50,000 people a day die from poverty related causes. 22,000 of these fatalities are children under the age of five. The current global financial and food crises have greatly aggravated the plight of the world's most impoverished and vulnerable people. The United Nation's Food and Agricultural Organisation (FAO) estimates that these international instabilities resulted in a massive increase of over 11% between 2009 and 2010 - 915 million to 1.02 billion - in the number of chronically hungry people.
Although poverty and hunger are recognised as critical social and economic ills, they are not regarded as human rights violations in themselves. Most economists and many development experts believe the key to tackling poverty lies in economic growth. To improve the living conditions of the poor, they argue that greater free trade should be promoted at the global level. They hold that the failure to adequately integrate the South (Southern Hemisphere) into the world market lies at the root of its continued widespread poverty.
However, despite two decades of rapidly increasing open markets and significant growth in trade volumes in the South, the significant increase in exports has failed to add significantly to their income. Moreover, while global poverty has decreased in overall terms, this has been achieved by China and India with the rest showing a slight increase.
The contemporary free trade model has been widely criticised for preventing states in the South from introducing economic reforms suitable to their own growth and poverty-reduction needs. The 'one size fits all' open market approach drastically curtails their development policy options. Ironically, when nations such as Britain and the US were industrialising, they nurtured their nascent domestic enterprises by imposing tariffs and other interventionist economic policies. These options are mostly denied to the South today.
The growth in free trade has now widened the global inequality divide, as it continues to rise not only between states but also within states. The 2005 UNDP Human Development Report revealed that the income of the richest 50 individuals was greater than the poorest 416 million. The 2.5 billion living on US$2 a day (40% of the world's population) accounted for 5% of global income - less than ⅟10 of the 54% reaped by the richest 10%. These divergences in income and wealth continue to grow and are without historical precedent.
There is therefore clearly a need for political intervention to tackle the massive and accelerating gap between the haves and the have-nots. However, can human rights, such as economic and social rights, play a role in this process?
Makau Mutua, the dean of Buffalo Law school, argues that the international awareness and moral weight of human rights might enable their application as a means to facilitate global initiatives to tackle poverty, hunger and inequality. The pioneering work of the NGO 3D in promoting improved access to patented medicines by applying human rights rules and mechanisms serves as a possible example of how such an approach might work. However, the closure of 3D due to a lack of funding illustrates the difficulties faced by any organisation trying to promote human rights, particularly in the area of free trade. The reality is that human rights considerations are unlikely to receive anywhere near the same political weight or backing as free trade.
Furthermore, the reduction in policy flexibility imposed upon the South through free trade agreements frequently undermines their ability to comply with their human rights obligations.
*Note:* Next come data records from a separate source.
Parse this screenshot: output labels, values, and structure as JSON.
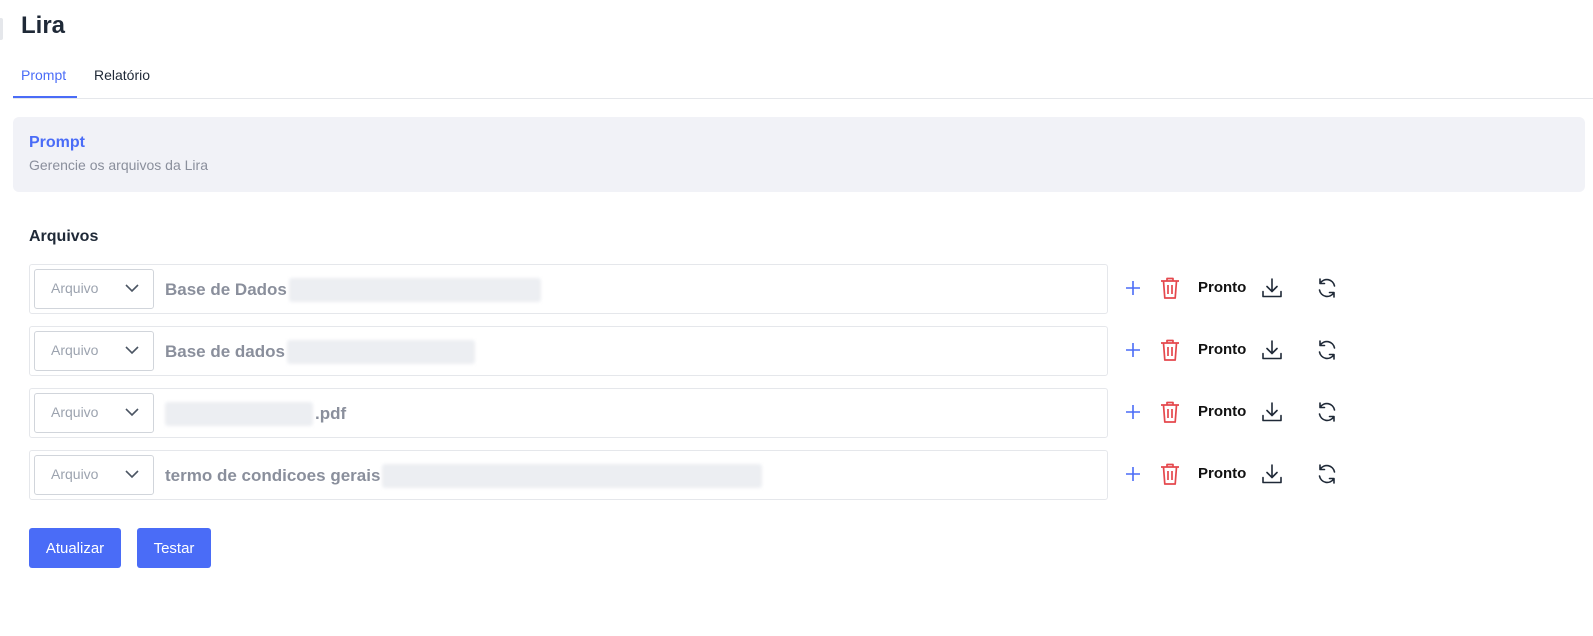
{
  "app": {
    "title": "Lira"
  },
  "tabs": [
    {
      "label": "Prompt",
      "active": true
    },
    {
      "label": "Relatório",
      "active": false
    }
  ],
  "info": {
    "title": "Prompt",
    "subtitle": "Gerencie os arquivos da Lira"
  },
  "files": {
    "section_title": "Arquivos",
    "rows": [
      {
        "type": "Arquivo",
        "name": "Base de Dados",
        "suffix": "",
        "status": "Pronto"
      },
      {
        "type": "Arquivo",
        "name": "Base de dados",
        "suffix": "",
        "status": "Pronto"
      },
      {
        "type": "Arquivo",
        "name": "",
        "suffix": ".pdf",
        "status": "Pronto"
      },
      {
        "type": "Arquivo",
        "name": "termo de condicoes gerais",
        "suffix": "",
        "status": "Pronto"
      }
    ]
  },
  "buttons": {
    "update_label": "Atualizar",
    "test_label": "Testar"
  },
  "colors": {
    "accent": "#4a6cf7",
    "danger": "#e5484d",
    "panel_bg": "#f1f2f7"
  },
  "icons": {
    "add": "plus-icon",
    "delete": "trash-icon",
    "download": "download-icon",
    "refresh": "refresh-icon",
    "dropdown": "chevron-down-icon"
  }
}
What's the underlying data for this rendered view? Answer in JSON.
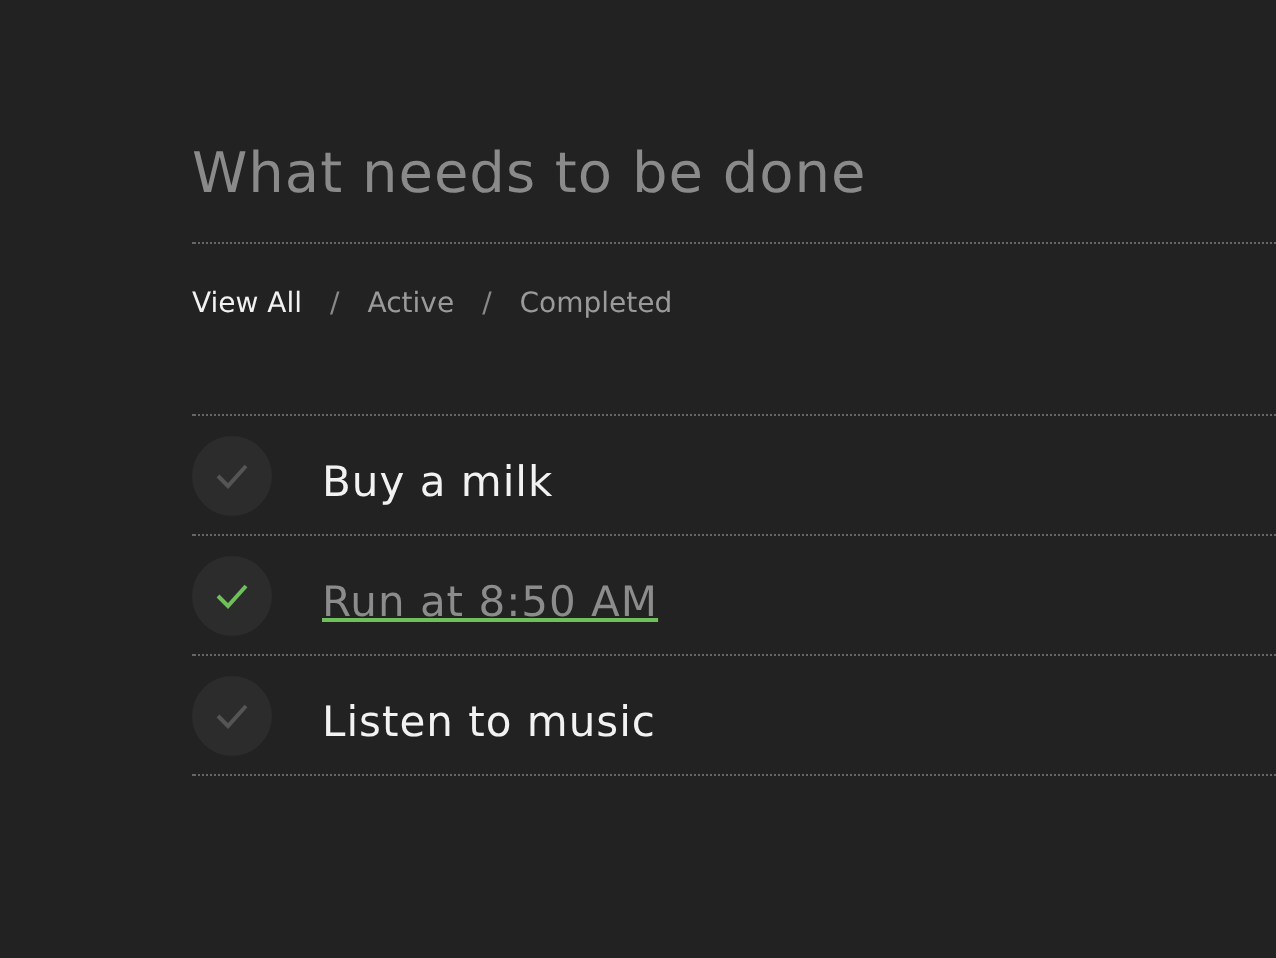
{
  "new_todo": {
    "placeholder": "What needs to be done"
  },
  "filters": [
    {
      "label": "View All",
      "selected": true
    },
    {
      "label": "Active",
      "selected": false
    },
    {
      "label": "Completed",
      "selected": false
    }
  ],
  "filter_separators": [
    "/",
    "/"
  ],
  "todos": [
    {
      "text": "Buy a milk",
      "completed": false
    },
    {
      "text": "Run at 8:50 AM",
      "completed": true
    },
    {
      "text": "Listen to music",
      "completed": false
    }
  ]
}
In this respect, trade rules should be evaluated in terms of their human rights impact. At the same time, international human rights rules and accountability mechanisms need to be assessed to see if they are capable of reducing the negative impact of trade rules on the enjoyment of human rights. Where they are found wanting, they should be amended to provide the required human rights protection.
Even when states in the South are genuinely committed to fulfilling the human rights of their citizens, they often lack the resources, both financially and institutionally, to do so. They therefore regularly depend upon the 'goodwill' of the North (Northern Hemisphere) to help them realise their human rights' obligations. Many states in the North have used this leverage to advocate for human rights measures favourable to their trading objectives while watering down or obstructing those inimical to free trade. This self-serving abuse of human rights on the part of the North was revealed by the WikiLeaks revelations that Washington has been funding NGOs in Venezuela that are purportedly promoting civil liberties and human rights but in actuality serve as a cover for anti-Chavez groups.
Arguably the most important criticism of human rights is their unsuitability for dealing with the global inequities that exist, given their deep rootedness in the systems that created such inequalities in the first place. Can human rights ever offer a genuine way of enabling the South to develop their own ways of addressing the issues of poverty, hunger and inequality? Or are they just another 'policy straitjacket', through their presupposition of a certain type of society or "level of social development", thus limiting the South's socio-economic development options?
If human rights are to be considered as a potential weapon in the struggle to overcome global poverty and inequality, it will be necessary to - at the very minimum – establish realistic, clearly defined and measurable progress goals. This would enable the definition and implementation of substantive and trackable actions to mitigate the worst excesses of free trade and improve the fulfilment of the human rights and the status of the world's poor.